Just recently, on 16 September 2019, a person died from pulmonary issues related to vaping. It hasn’t been reported yet whether the person was vaping nicotine, cannabis, or something else, but the fact remains that deaths can and will happen until the situation is under control. And this is not said to stoke the often-stoked flames of fear; on the contrary, it’s believed that by bringing light to fake or faulty products people will understand the push for quality on the cannabis market. After all, if poor quality and dangerous products are allowed to exist, the market as a whole will suffer. This, in turn, could lead to less trust in marijuana, making legalization efforts even tougher than they already are. All press is good press, as they say, but in this case, actual good press related to cannabis vaping would be preferable.
Cannabis oil vaping is a milder way for many with lung issues to consume marijuana and reap the benefits of THC and CBD without the harshness that comes from smoking marijuana. The recent news related to vape-related deaths does not instill confidence in vaping.
I spoke with a cigarette smoker of around 35 years. They did not wish to be named nor directly quoted, but their recent foray into vaping was cut short due to the abundance of news on vaping illnesses across the nation, which are numbering in the hundreds as of September 2019. While this is a single anecdote, this person made a decision that blew my mind: They chose to go back to smoking cigarettes.
Never did I think that I would hear someone worry more about the “healthier” alternative to smoking killing them than the cigarette, a known enemy to health and well-being. And while this is not necessarily equivalent to cannabis, it is similar enough to warrant a discussion.
Fear can ruin a market. Vaping is beginning to take off, and the last thing that the cannabis world needs are more concerns over health.
How Do You Spot Fake Pens?
For starters, don’t buy your vape pens from unlicensed dealers, sellers, retailers, or pop-ups. The best way to ensure quality and buyer confidence is to go through a licensed cannabis seller.
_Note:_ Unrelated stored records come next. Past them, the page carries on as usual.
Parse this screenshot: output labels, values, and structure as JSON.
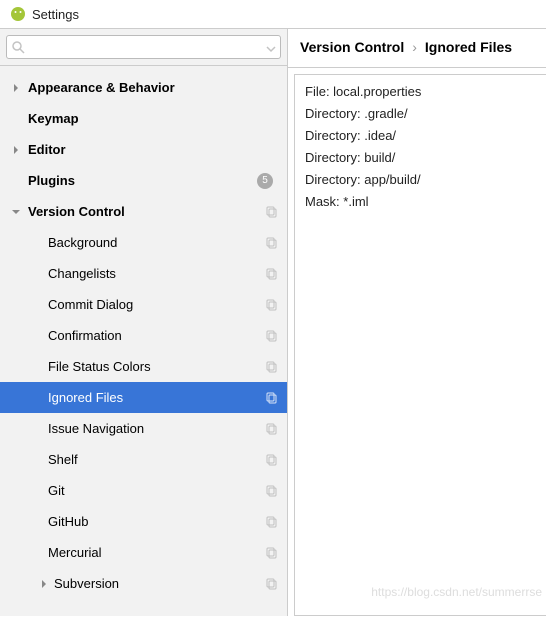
{
  "window": {
    "title": "Settings"
  },
  "search": {
    "placeholder": ""
  },
  "tree": {
    "items": [
      {
        "label": "Appearance & Behavior",
        "bold": true,
        "level": 1,
        "arrow": "right",
        "copy": false,
        "badge": null
      },
      {
        "label": "Keymap",
        "bold": true,
        "level": 1,
        "arrow": "none",
        "copy": false,
        "badge": null
      },
      {
        "label": "Editor",
        "bold": true,
        "level": 1,
        "arrow": "right",
        "copy": false,
        "badge": null
      },
      {
        "label": "Plugins",
        "bold": true,
        "level": 1,
        "arrow": "none",
        "copy": false,
        "badge": "5"
      },
      {
        "label": "Version Control",
        "bold": true,
        "level": 1,
        "arrow": "down",
        "copy": true,
        "badge": null
      },
      {
        "label": "Background",
        "bold": false,
        "level": 2,
        "arrow": "none",
        "copy": true,
        "badge": null
      },
      {
        "label": "Changelists",
        "bold": false,
        "level": 2,
        "arrow": "none",
        "copy": true,
        "badge": null
      },
      {
        "label": "Commit Dialog",
        "bold": false,
        "level": 2,
        "arrow": "none",
        "copy": true,
        "badge": null
      },
      {
        "label": "Confirmation",
        "bold": false,
        "level": 2,
        "arrow": "none",
        "copy": true,
        "badge": null
      },
      {
        "label": "File Status Colors",
        "bold": false,
        "level": 2,
        "arrow": "none",
        "copy": true,
        "badge": null
      },
      {
        "label": "Ignored Files",
        "bold": false,
        "level": 2,
        "arrow": "none",
        "copy": true,
        "badge": null,
        "selected": true
      },
      {
        "label": "Issue Navigation",
        "bold": false,
        "level": 2,
        "arrow": "none",
        "copy": true,
        "badge": null
      },
      {
        "label": "Shelf",
        "bold": false,
        "level": 2,
        "arrow": "none",
        "copy": true,
        "badge": null
      },
      {
        "label": "Git",
        "bold": false,
        "level": 2,
        "arrow": "none",
        "copy": true,
        "badge": null
      },
      {
        "label": "GitHub",
        "bold": false,
        "level": 2,
        "arrow": "none",
        "copy": true,
        "badge": null
      },
      {
        "label": "Mercurial",
        "bold": false,
        "level": 2,
        "arrow": "none",
        "copy": true,
        "badge": null
      },
      {
        "label": "Subversion",
        "bold": false,
        "level": 3,
        "arrow": "right",
        "copy": true,
        "badge": null
      }
    ]
  },
  "breadcrumb": {
    "part1": "Version Control",
    "part2": "Ignored Files"
  },
  "content": {
    "lines": [
      "File: local.properties",
      "Directory: .gradle/",
      "Directory: .idea/",
      "Directory: build/",
      "Directory: app/build/",
      "Mask: *.iml"
    ]
  },
  "watermark": "https://blog.csdn.net/summerrse"
}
Shops will carry products that are tested because they are legally required to in order to sell them in the first place. This is in direct contrast to the guy who sets up shop out of a van near the docks. Trust those who go through the legal framework to bring you cannabis.
Even if you are in a legal cannabis shop, check labels. Manufacturers will have labels on their product. Many—if not all—times, too, lab results are clear and visible. QR codes are becoming common as well, so if the product has one, scan it. It takes a few seconds but can save hours or days in the hospital.
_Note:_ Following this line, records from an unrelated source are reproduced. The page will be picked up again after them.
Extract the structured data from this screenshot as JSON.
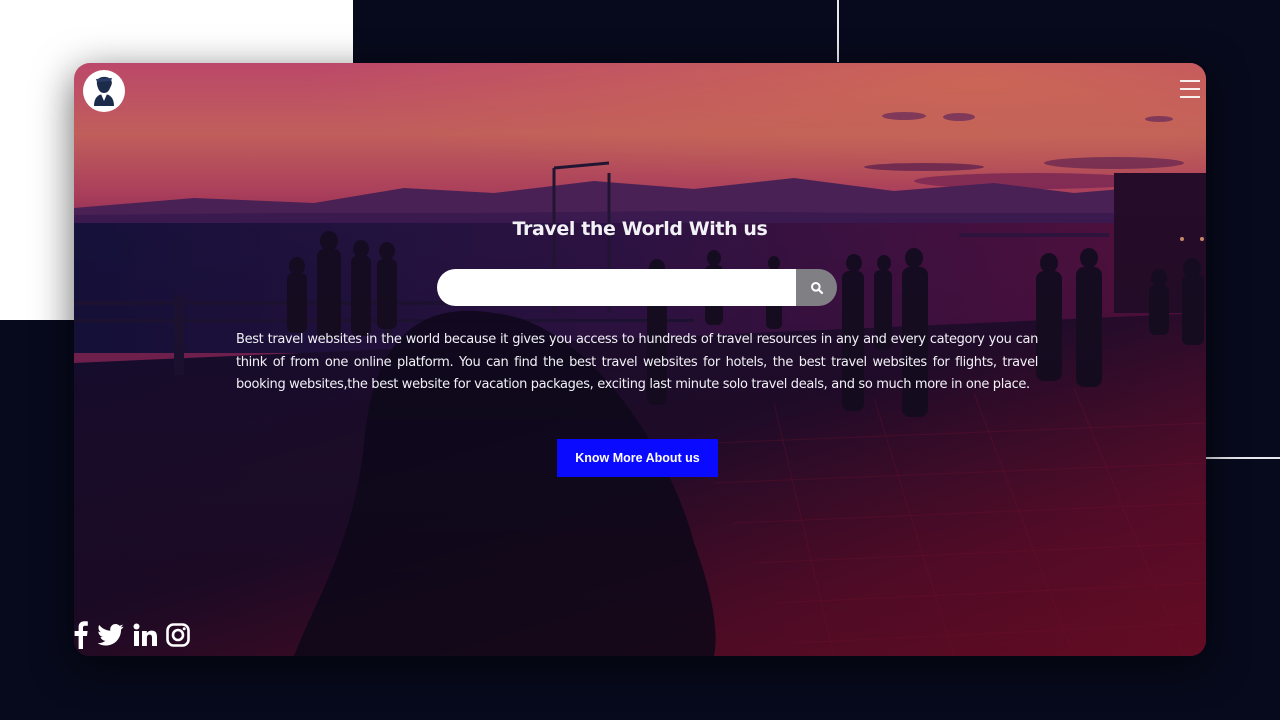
{
  "hero": {
    "title": "Travel the World With us",
    "description": "Best travel websites in the world because it gives you access to hundreds of travel resources in any and every category you can think of from one online platform. You can find the best travel websites for hotels, the best travel websites for flights, travel booking websites,the best website for vacation packages, exciting last minute solo travel deals, and so much more in one place.",
    "cta_label": "Know More About us"
  },
  "search": {
    "placeholder": "",
    "value": "",
    "button_icon": "search-icon"
  },
  "header": {
    "logo_icon": "traveler-portrait-logo",
    "menu_icon": "hamburger-menu-icon"
  },
  "social": {
    "icons": [
      "facebook-icon",
      "twitter-icon",
      "linkedin-icon",
      "instagram-icon"
    ]
  },
  "colors": {
    "page_background": "#070a1c",
    "cta_background": "#0a0aff",
    "search_button": "#7f7f84",
    "text": "#f1f1f6"
  }
}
If you must purchase your cartridge illegally, take precautions. Certain brands to be aware of outside of licensed shops are PAX Era and Kingpen, to name a couple. If someone is selling them in a state where marijuana is not legal, it’s best to assume that they are counterfeit. Further, a good rule of thumb is to compare what a cartridge looks like to photos on a manufacturer’s official social media page or website. If anything looks off, move on. The risk isn’t worth the (maybe) good price.